The big dilemma during this time is whether to eat out or not. You should support your local and favorite restaurants however go easy on your visits. Try to limit it to once a week or once every two weeks. Take advantage of early bird specials or discounts at the chain restaurants. Also look for coupons in the Sunday or local papers too. If anything you'll be able to get a free appetizer, drink or dessert. Fast food restaurants are another matter. Many like Wendy's have 99 cent meals or different combos at discounted prices. Again take advantage of these.A minus here is that fast food is fattening. Try to limit your burger and fries intake and go for the cheapest salad instead.

This money crunch doesn't mean that your diet has to be crunched as well. As with anything shop and eat wisely so that you'll be able to save. You can still eat well on a budget.

Tuesday, October 21, 2008

Happy Birthday Cake

Yes, today is my birthday (it's also Samuel Taylor Coleridge's birthday and the anniversary of the Battle of Trafalgar).I've decided to dedicate today's entry to the birthday cake. We all have good memories of them.

The birthday cake has been around since ancient Greek times when they made simple cakes for each other. They had to be round like the sun or the moon to celebrate "the circle of life". Also the Greeks put candles on them so that they would glow like the moon. Our wish making comes form them as well because the Greeks believe that the smoke could carry wishes and prayers to the gods. The 16th Century Germans also picked up on this but believed that one single taper in a cake represented the light of life.
We still carry these customs to this day. Another custom is smearing the celebrant's name on the cake so that the wish will come true.
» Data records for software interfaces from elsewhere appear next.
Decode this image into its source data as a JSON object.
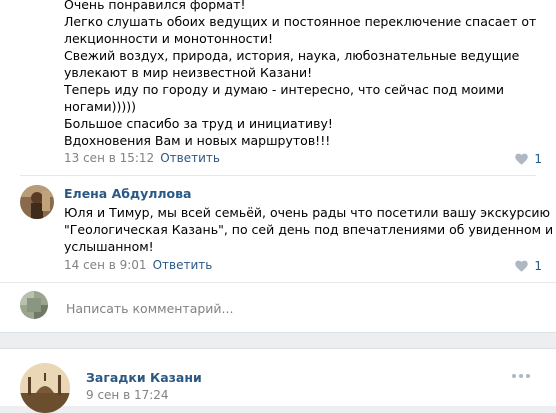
{
  "comment1": {
    "lines": [
      "Очень понравился формат!",
      "Легко слушать обоих ведущих и постоянное переключение спасает от",
      "лекционности и монотонности!",
      "Свежий воздух, природа, история, наука, любознательные ведущие",
      "увлекают в мир неизвестной Казани!",
      "Теперь иду по городу и думаю - интересно, что сейчас под моими",
      "ногами)))))",
      "Большое спасибо за труд и инициативу!",
      "Вдохновения Вам и новых маршрутов!!!"
    ],
    "date": "13 сен в 15:12",
    "reply": "Ответить",
    "likes": "1"
  },
  "comment2": {
    "author": "Елена Абдуллова",
    "lines": [
      "Юля и Тимур, мы всей семьёй, очень рады что посетили вашу экскурсию",
      "\"Геологическая Казань\", по сей день под впечатлениями об увиденном и",
      "услышанном!"
    ],
    "date": "14 сен в 9:01",
    "reply": "Ответить",
    "likes": "1"
  },
  "composer": {
    "placeholder": "Написать комментарий..."
  },
  "post": {
    "author": "Загадки Казани",
    "date": "9 сен в 17:24"
  },
  "colors": {
    "link": "#2a5885",
    "meta": "#828282",
    "background": "#edeef0"
  },
  "icons": {
    "like": "heart-icon",
    "more": "more-dots-icon"
  }
}
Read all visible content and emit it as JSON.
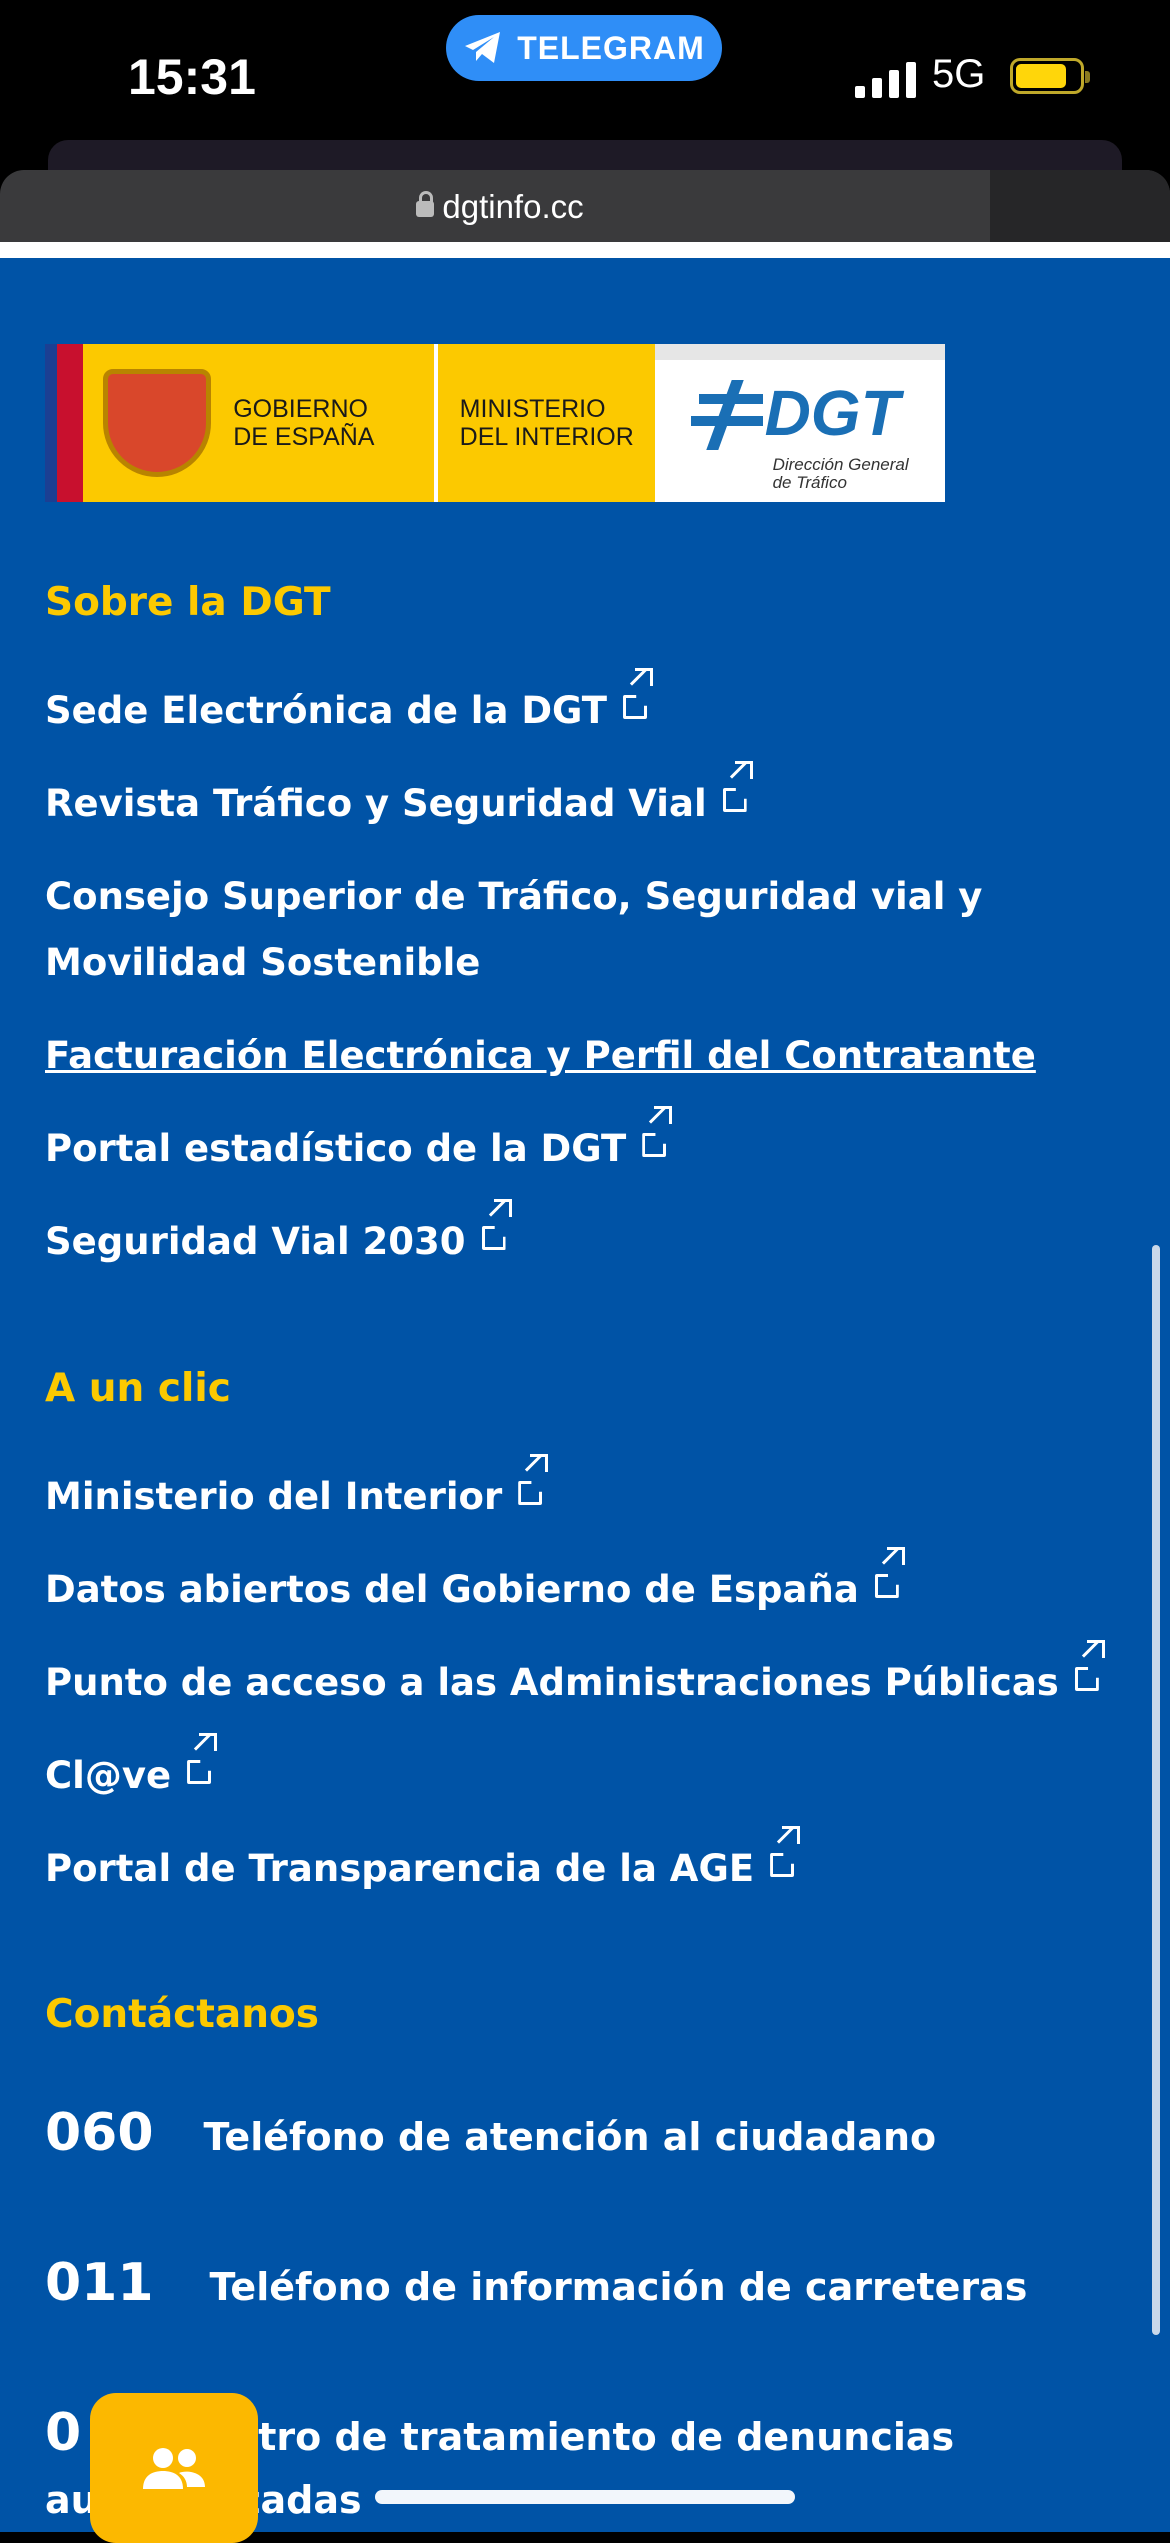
{
  "status": {
    "time": "15:31",
    "network": "5G",
    "pill_label": "TELEGRAM"
  },
  "browser": {
    "url": "dgtinfo.cc"
  },
  "logo": {
    "gobierno": "GOBIERNO DE ESPAÑA",
    "gobierno_l1": "GOBIERNO",
    "gobierno_l2": "DE ESPAÑA",
    "ministerio_l1": "MINISTERIO",
    "ministerio_l2": "DEL INTERIOR",
    "dgt": "DGT",
    "dgt_sub_l1": "Dirección General",
    "dgt_sub_l2": "de Tráfico"
  },
  "sobre": {
    "title": "Sobre la DGT",
    "links": [
      "Sede Electrónica de la DGT",
      "Revista Tráfico y Seguridad Vial",
      "Consejo Superior de Tráfico, Seguridad vial y",
      "Movilidad Sostenible",
      "Facturación Electrónica y Perfil del Contratante",
      "Portal estadístico de la DGT",
      "Seguridad Vial 2030"
    ]
  },
  "clic": {
    "title": "A un clic",
    "links": [
      "Ministerio del Interior",
      "Datos abiertos del Gobierno de España",
      "Punto de acceso a las Administraciones Públicas",
      "Cl@ve",
      "Portal de Transparencia de la AGE"
    ]
  },
  "contacto": {
    "title": "Contáctanos",
    "items": [
      {
        "num": "060",
        "label": "Teléfono de atención al ciudadano"
      },
      {
        "num": "011",
        "label": "Teléfono de información de carreteras"
      },
      {
        "num": "0",
        "label": "ntro de tratamiento de denuncias"
      },
      {
        "num": "",
        "label": "automatizadas"
      }
    ]
  },
  "colors": {
    "page_bg": "#0053a6",
    "accent": "#fcc900",
    "fab": "#fcb800"
  }
}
If any of you out there has a good birthday cake recipe share it with us. I'd love to hear about your memories of butter cream roses or birthday cakes shaped like castles.

Monday, October 20, 2008

Pineapples - A Taste of Warmer Climes

During these cold, chilly days and nights, our thoughts immediately turn to the tropics. Unfortunately a lot of us can't visit the Hawaiian Islands or South America so we could make do with a taste of them. That taste is the luscious pineapple.It reminds of warm turquoise waters and balmy star filled nights. Eating one gives us a mini vacation from our stressed filled days.

Everyone associates this fruit or the ananas comosas with Hawaii. Its' actual origins lie not in the South Pacific but South America. The tree first grew in Brazil and Paraguay. Indigenous tribes spread it through South America and then central America. In 1493 Columbus found the fruit on the island of Guadalupe and brought it back to Spain. Sailors soon realized that the pineapple prevented them from acquiring scurvy and soon it was taken on international voyages. The Spanish them brought tit to the Philippines and then to the islands of Guam and Hawaii. It was a gift to Charles II of England in 1660 and then became a staple plant of English conservatories.Nowadays pineapples are sold everywhere thanks, in part, to Dole.

Eating pineapple has its' pluses and minuses,It's a good source of Vitamin C and manganese. I'd recommend having a helping or two a week to ward off any oncoming colds or flu. However too much pineapple is no good for you. It can cause some damage to any one with kidney or liver disease. Pineapples have bromelein in them, an anti coagulant (this also causes it to break down meat proteins which is why it is always serve with a heavy meats like pork and ham). Hemophiliacs should stay away from it.

Pineapples are a sunny treat and ward any colds. Just remember that they do have some powerful enzymes in them so go easy eating them. A cup or two a week of cut pineapple should do it for the cold season. Besides you can only have so much paradise.